Many people agree that the stock market crash was the cause of the Great Depression, but there are many economists who claim that this was merely a symptom of the Depression, and not a cause in itself.
One would require detailed economic understanding to get to the bottom of this Depression entirely, but it is widely attributed to two factors - the ineptitude and weakening of the US Federal Reserve, and Britain's choice to return to the Gold Standard at the rates that were prevalent before World War I.
The truth is that when you operate in a free market where the forces of demand and supply are allowed to operate as they will, there are bound to be certain time when the economy on a whole will fall. The inability of the central bank to prevent this from occurring only compounds the problem further.
Even today, economists still debate if the Depression was a result of the free forces of demand and supply in the market, or if it was because the Reserve Bank failed to take adequate measures to control the money supply in the economy.
There are three main schools of thought that attempt to find the end point of the Depression in the US.
- Keynesian Thoughts: These people believe that lowered aggregate spending in the time led to the downturn, and the Government did not take adequate measures to correct this.
It is well-known that the Government must suffer a fiscal deficit to correct this problem, but Franklin Roosevelt did not carry this out completely. Moreover, the drop in international trade due to the Smoot-Hawley Tariff Act in June 1930 also led to the Depression spreading to other countries since the US was a major exporter at the time.

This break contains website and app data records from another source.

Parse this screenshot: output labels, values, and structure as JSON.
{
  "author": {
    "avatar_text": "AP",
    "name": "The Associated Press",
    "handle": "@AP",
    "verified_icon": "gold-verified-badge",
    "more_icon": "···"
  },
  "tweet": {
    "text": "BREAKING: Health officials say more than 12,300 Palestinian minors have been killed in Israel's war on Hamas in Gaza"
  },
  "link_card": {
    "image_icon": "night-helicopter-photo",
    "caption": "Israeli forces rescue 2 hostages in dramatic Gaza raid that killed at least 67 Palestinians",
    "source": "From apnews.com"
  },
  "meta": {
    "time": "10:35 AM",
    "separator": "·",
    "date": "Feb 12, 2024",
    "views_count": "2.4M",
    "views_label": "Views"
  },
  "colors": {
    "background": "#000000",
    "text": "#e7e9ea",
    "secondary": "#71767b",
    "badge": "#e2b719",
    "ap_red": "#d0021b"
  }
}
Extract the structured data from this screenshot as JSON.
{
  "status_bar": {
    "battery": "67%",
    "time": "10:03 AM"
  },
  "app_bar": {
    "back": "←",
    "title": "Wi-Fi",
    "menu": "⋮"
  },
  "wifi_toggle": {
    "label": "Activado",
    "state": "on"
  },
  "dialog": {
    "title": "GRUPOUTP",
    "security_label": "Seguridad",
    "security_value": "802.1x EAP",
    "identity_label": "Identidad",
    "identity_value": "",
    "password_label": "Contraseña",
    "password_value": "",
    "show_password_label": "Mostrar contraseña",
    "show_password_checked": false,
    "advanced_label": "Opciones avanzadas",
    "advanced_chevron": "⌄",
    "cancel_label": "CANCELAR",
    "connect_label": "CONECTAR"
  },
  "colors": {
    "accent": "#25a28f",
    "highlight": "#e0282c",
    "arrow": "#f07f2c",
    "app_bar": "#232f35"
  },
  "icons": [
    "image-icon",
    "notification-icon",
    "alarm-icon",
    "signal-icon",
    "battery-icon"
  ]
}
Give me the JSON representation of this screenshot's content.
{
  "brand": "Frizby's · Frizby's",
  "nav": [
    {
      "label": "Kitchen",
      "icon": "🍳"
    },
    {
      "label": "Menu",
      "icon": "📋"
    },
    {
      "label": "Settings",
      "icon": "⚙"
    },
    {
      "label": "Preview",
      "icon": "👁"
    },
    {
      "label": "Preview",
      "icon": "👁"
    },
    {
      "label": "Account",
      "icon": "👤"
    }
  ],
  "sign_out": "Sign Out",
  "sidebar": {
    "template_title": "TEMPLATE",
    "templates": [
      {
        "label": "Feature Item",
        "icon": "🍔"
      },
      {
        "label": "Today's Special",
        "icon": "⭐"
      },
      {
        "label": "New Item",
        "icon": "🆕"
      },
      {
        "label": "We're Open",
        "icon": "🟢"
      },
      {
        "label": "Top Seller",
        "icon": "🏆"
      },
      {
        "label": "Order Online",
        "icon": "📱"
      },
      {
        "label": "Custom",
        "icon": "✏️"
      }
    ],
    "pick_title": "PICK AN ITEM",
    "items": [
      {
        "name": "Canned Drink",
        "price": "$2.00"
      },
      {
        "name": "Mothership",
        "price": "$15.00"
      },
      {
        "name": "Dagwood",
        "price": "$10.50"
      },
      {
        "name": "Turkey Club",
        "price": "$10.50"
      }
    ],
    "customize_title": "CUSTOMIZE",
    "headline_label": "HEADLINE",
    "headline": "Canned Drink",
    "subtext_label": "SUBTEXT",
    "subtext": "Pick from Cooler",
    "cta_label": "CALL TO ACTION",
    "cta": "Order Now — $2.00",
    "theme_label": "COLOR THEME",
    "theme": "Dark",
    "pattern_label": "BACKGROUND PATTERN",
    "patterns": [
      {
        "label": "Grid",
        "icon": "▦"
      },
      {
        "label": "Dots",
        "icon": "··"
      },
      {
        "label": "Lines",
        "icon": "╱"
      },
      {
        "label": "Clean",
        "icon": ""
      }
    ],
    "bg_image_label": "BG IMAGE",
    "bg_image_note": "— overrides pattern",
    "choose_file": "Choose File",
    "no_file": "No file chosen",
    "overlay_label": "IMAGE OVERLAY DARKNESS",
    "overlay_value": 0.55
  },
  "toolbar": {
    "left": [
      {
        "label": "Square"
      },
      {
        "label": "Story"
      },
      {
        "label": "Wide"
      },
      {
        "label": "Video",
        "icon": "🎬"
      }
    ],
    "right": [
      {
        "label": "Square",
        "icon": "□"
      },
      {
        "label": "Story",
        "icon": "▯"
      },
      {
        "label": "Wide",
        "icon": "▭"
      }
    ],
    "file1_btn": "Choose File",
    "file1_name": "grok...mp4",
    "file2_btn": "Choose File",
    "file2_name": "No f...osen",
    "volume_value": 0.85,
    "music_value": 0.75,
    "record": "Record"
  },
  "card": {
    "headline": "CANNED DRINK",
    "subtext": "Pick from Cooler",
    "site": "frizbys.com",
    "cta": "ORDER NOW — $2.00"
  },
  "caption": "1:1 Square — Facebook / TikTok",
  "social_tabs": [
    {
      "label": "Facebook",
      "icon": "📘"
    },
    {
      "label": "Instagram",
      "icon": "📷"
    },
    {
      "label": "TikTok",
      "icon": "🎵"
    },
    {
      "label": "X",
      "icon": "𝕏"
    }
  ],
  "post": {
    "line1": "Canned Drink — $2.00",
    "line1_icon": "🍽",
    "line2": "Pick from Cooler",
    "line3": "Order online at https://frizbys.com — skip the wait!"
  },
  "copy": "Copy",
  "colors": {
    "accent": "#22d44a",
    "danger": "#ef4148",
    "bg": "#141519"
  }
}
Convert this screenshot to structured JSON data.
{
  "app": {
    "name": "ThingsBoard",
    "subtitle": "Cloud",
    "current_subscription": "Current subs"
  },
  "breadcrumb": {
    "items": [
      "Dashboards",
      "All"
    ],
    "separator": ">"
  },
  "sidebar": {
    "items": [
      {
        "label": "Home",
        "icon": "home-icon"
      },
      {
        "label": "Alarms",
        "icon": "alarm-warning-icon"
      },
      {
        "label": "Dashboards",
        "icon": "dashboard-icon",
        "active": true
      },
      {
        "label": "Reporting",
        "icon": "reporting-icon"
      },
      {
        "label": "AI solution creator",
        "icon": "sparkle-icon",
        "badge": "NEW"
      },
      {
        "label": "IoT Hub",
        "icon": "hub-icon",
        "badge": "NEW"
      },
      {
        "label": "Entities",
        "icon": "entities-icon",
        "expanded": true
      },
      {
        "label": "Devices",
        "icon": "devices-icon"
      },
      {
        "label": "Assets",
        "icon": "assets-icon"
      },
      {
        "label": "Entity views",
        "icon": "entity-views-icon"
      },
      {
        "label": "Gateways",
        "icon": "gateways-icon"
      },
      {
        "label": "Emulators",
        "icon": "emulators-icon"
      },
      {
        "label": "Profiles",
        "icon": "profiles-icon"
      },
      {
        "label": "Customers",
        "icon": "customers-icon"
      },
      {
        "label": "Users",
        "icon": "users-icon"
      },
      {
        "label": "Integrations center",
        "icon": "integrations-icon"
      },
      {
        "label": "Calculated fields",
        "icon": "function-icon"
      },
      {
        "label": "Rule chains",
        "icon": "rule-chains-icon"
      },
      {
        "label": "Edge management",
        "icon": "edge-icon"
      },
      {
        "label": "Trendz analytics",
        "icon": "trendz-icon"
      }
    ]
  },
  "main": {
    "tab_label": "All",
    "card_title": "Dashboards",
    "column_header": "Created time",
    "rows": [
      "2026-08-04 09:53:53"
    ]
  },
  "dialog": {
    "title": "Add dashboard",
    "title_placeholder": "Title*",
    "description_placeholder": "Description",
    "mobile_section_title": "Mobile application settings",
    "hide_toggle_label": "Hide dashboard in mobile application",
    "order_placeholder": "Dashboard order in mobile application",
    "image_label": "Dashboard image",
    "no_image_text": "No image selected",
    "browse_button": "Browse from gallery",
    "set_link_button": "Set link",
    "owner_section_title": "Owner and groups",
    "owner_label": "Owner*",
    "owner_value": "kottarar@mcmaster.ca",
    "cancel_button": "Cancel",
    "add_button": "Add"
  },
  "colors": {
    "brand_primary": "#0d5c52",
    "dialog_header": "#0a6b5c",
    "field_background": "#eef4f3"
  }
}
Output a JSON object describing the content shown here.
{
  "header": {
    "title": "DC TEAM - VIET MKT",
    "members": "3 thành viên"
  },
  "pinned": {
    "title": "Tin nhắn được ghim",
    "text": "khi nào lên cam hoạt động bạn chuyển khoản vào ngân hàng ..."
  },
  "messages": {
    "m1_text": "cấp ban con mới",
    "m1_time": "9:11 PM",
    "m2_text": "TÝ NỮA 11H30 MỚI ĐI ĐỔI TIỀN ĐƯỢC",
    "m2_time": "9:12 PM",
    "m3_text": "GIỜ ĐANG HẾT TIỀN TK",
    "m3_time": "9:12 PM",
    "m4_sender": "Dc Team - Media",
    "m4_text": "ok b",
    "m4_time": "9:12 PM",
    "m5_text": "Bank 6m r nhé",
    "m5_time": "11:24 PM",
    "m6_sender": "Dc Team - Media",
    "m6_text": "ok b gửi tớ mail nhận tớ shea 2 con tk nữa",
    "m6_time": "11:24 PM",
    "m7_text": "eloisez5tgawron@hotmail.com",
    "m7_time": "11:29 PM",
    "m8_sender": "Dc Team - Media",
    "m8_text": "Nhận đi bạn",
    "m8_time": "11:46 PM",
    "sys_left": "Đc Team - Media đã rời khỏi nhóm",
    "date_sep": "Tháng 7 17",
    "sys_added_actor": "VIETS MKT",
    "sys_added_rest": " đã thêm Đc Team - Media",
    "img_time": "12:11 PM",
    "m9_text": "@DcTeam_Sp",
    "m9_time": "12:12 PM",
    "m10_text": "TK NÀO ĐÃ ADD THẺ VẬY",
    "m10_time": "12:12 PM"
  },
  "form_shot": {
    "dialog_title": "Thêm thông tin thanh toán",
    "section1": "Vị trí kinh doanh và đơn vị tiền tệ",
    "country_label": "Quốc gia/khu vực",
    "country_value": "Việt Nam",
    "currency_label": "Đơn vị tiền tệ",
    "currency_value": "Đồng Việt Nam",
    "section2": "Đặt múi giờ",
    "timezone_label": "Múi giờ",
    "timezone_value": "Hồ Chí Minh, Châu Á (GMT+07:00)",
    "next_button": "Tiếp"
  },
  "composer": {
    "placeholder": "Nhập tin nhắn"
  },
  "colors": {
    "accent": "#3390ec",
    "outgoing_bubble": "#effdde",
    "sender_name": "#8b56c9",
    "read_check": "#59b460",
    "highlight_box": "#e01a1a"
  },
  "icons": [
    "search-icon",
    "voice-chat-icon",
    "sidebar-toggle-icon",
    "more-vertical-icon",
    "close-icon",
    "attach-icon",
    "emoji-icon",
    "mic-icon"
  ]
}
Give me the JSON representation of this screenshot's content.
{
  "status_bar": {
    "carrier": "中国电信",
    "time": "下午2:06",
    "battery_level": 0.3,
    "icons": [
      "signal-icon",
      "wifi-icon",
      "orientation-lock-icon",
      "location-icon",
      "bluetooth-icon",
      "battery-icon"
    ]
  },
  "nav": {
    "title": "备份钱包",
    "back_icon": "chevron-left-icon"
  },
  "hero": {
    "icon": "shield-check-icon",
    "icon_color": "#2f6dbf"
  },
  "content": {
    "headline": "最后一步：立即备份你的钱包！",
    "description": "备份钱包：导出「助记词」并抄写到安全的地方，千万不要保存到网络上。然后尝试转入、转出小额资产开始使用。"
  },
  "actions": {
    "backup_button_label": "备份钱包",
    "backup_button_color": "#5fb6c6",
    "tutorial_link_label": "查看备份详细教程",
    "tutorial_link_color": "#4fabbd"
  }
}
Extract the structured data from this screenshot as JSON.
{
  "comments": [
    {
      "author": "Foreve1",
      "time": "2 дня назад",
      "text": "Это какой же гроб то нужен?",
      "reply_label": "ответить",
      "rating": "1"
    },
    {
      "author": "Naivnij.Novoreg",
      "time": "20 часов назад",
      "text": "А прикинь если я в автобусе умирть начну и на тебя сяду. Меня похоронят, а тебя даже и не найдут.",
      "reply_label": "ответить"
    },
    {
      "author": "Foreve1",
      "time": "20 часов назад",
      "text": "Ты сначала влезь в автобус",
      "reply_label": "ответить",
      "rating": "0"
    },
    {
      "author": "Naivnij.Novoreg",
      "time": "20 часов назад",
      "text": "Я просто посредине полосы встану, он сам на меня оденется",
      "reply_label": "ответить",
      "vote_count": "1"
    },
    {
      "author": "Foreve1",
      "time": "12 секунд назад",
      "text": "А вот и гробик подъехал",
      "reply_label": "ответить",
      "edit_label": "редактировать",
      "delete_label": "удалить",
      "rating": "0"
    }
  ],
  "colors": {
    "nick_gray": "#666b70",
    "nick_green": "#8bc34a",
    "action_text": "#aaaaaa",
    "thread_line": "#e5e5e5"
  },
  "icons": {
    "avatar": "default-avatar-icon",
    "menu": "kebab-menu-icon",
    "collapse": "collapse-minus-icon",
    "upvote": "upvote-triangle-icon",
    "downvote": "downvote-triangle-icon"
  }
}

Even the factor of deflation that came into play meant that demand was subsequently lowered as people spent lesser on buying goods and services.
- Monetarist Thoughts: This school believes that the cause for the Depression was a crisis in the banking system, poor management by the Federal Reserve and the monetary contraction that occurred as a result.
This inactivity by the Federal Reserve led to a fall in the money supply by one third, and this could have been countered if the Federal Reserve had carried out emergency lending and the buying of Government bonds, both of which are methods to increase liquidity and the money supply in the economy.
- New Classical Thoughts: This school claims that the fall occurred because of lowered productivity, and this led to a further decline in labor force and capital stock as well. They claim that the intervention of the Government, which happened after the crash, was too little too late and it further strengthened the Depression rather than countering it.
The Great Depression Facts
No matter how bad the consequences were at the time, the Great Depression is something that taught the world about the worst that could happen with their economies, and this has prepared them to better handle such disasters in the future.
- On Black Tuesday the stock market fell by 12%, which was preceded and succeeded by many other falls. On this day alone, the Government lost $16 billion of the overall $30 billion loss.
- In 1932, around 40% of the US banks had failed.
- US unemployment reached a 25.2% high in 1933.
- The average American family income dropped by 40% between 1929 and 1932.
- 1939, when World War II started, is the approximate time when the Great Depression was over.
- People who lost their homes lived in Hoovervilles, named after Herbert Hoover, who was the President till Roosevelt took over in 1933.
- Nearly 50% of children were afflicted during this period.
- A lot of Americans turned to a life of crime at this time.
- The Empire State Building and the Golden Gate Bridge were constructed at this time, and provided jobs to many people.
All the facts in this post changed the nature of not just the US economy, but the world's economy as well. This was a truly testing time for many families, and there were many people who suffered irreversible losses. Though time has healed most wounds, the memories of these dark times still remains fresh in the mind.